Directions for this task:
Scan the listing below. Copy each line that contains "true".
====== Data to process ======
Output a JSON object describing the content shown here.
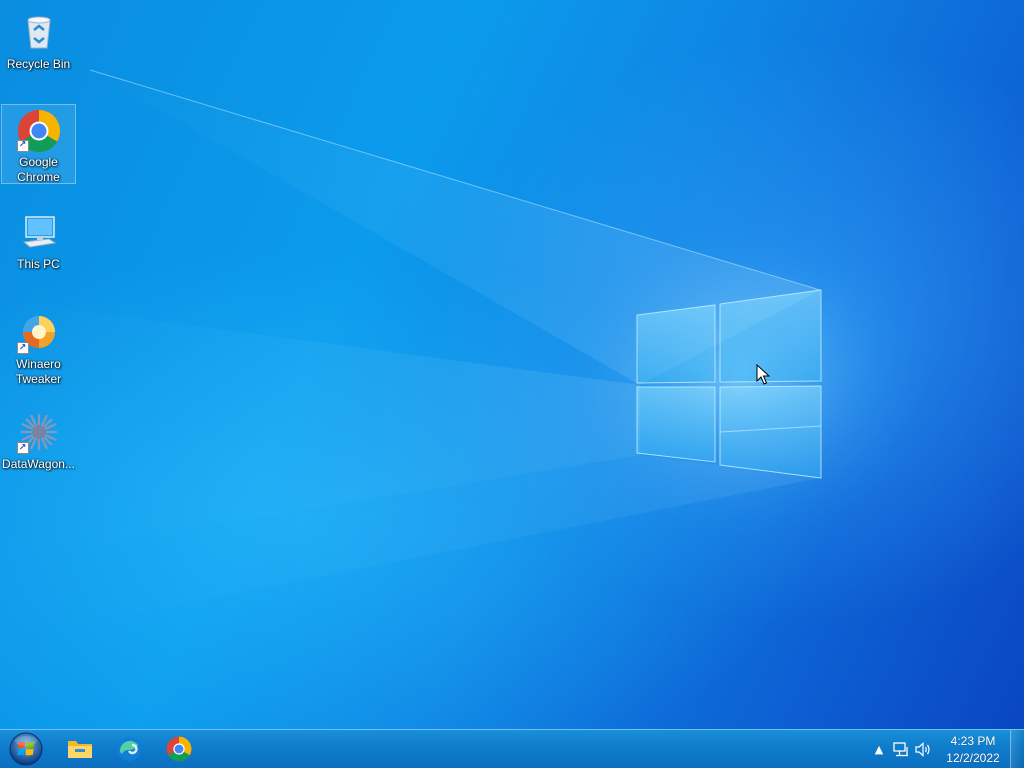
{
  "desktop": {
    "icons": [
      {
        "label": "Recycle Bin",
        "icon": "recycle-bin-icon",
        "shortcut": false
      },
      {
        "label": "Google Chrome",
        "icon": "chrome-icon",
        "shortcut": true,
        "selected": true
      },
      {
        "label": "This PC",
        "icon": "computer-icon",
        "shortcut": false
      },
      {
        "label": "Winaero Tweaker",
        "icon": "winaero-tweaker-icon",
        "shortcut": true
      },
      {
        "label": "DataWagon...",
        "icon": "datawagon-icon",
        "shortcut": true
      }
    ]
  },
  "taskbar": {
    "start": {
      "icon": "windows-orb-icon"
    },
    "pinned": [
      {
        "name": "File Explorer",
        "icon": "file-explorer-icon"
      },
      {
        "name": "Microsoft Edge",
        "icon": "edge-icon"
      },
      {
        "name": "Google Chrome",
        "icon": "chrome-icon"
      }
    ],
    "tray": {
      "icons": [
        "show-hidden-icons-icon",
        "network-icon",
        "volume-icon"
      ],
      "time": "4:23 PM",
      "date": "12/2/2022"
    }
  },
  "colors": {
    "wallpaper_accent": "#0b9bec",
    "taskbar": "#0f7ccc"
  }
}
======
Exercise result:
        "shortcut": true,
        "selected": true
        "shortcut": true
        "shortcut": true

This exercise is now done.